Design nerds will drool at this museum, which is devoted to one of the most influential modern design schools of the 20th century. Artworks, design pieces, architectural models, drawings and documents—all of the items on show here are from the Bauhaus School, which ran from 1919–1933 in the German towns of Weimar and Dessau.
Alongside showcasing the history of design, there is a library, exhibition space and several models, pieces of furniture and photographs by designers like László Moholy-Nagy, Paul Klee, Josef Albers and Herbert Bayer. The museum was initially founded in Berlin in 1971 by Walter Gropius after brief stints in Darmstadt and Rosenhöhe. Aside from their permanent display of the Bauhaus collection, their current exhibition is “Textile Design Today. From Experiment to Series,” which presents colorful fabric patterns and runs until Sept. 5. Stay tuned for programming for the Bauhaus centennial in 2019.

DMY International Design Festival

Photo by Gali Sarig

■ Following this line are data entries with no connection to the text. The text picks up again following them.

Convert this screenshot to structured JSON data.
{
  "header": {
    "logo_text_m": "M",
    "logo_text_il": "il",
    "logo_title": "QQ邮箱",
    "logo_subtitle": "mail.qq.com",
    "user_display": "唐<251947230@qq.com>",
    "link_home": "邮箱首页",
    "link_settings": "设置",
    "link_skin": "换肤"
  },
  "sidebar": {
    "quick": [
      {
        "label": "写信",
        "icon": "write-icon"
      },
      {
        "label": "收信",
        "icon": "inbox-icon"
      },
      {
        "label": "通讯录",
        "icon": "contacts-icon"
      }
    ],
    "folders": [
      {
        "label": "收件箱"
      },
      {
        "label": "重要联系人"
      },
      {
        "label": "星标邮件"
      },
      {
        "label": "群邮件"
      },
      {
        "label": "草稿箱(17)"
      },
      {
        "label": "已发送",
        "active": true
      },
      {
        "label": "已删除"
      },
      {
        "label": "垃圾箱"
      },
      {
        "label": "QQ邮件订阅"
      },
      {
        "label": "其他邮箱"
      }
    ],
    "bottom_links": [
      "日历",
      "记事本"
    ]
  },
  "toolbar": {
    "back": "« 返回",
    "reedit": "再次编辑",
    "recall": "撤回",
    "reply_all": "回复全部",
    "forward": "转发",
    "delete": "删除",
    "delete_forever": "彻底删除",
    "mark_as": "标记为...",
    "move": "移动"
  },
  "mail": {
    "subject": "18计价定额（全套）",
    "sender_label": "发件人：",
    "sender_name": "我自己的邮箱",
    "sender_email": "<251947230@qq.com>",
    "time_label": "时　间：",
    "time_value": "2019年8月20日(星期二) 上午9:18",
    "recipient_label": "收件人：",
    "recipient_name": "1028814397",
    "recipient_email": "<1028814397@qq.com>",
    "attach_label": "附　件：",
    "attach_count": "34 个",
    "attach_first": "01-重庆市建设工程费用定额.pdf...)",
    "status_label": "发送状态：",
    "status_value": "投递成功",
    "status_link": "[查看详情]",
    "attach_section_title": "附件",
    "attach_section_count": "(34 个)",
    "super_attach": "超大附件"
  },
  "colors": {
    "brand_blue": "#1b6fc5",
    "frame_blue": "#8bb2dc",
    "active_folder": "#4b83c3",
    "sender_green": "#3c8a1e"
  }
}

This annual festival has been shaking up the design scene with new, groundbreaking work for the past 14 years. By showcasing new and established designers, DMY has become the go-to for premiering new works, as well as discovering new creatives at their New Talent Competition for young designers. Last summer, the festival was open to all disciplines, including industrial and furniture design, graphic design and architecture.

Photos by Gali Sarig

No matter where in the world you reside, entries in the HOW International Design Awards are judged by project type rather than industry or region. That means posters are up against posters, packaging against packaging, identity design against—you get the point. Early-bird discount ends Aug. 14!